# Task to complete
Your answer should be every line below that includes the word "icon".

# Material provided
== == ==
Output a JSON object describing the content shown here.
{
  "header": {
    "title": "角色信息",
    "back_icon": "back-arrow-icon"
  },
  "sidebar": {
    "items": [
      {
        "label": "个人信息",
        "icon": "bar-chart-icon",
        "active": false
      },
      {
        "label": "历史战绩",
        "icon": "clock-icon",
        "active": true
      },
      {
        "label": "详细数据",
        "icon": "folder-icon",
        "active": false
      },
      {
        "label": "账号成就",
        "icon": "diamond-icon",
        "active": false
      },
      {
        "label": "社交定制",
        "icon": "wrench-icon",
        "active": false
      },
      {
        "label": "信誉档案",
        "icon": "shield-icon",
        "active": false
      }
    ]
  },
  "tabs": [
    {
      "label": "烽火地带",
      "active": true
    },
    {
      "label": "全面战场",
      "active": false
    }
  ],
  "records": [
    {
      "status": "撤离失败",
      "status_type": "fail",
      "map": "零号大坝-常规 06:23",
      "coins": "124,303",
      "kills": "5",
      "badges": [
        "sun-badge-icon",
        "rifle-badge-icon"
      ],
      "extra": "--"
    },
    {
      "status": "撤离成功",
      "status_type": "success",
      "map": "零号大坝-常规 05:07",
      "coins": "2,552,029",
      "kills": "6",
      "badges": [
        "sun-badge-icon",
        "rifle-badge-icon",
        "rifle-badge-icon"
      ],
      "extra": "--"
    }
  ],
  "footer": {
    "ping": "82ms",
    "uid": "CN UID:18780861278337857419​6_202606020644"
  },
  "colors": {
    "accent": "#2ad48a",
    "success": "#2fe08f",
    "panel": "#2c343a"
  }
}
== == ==
# Answer to this problem
    "back_icon": "back-arrow-icon"
        "icon": "bar-chart-icon",
        "icon": "clock-icon",
        "icon": "folder-icon",
        "icon": "diamond-icon",
        "icon": "wrench-icon",
        "icon": "shield-icon",
        "sun-badge-icon",
        "rifle-badge-icon"
        "sun-badge-icon",
        "rifle-badge-icon",
        "rifle-badge-icon"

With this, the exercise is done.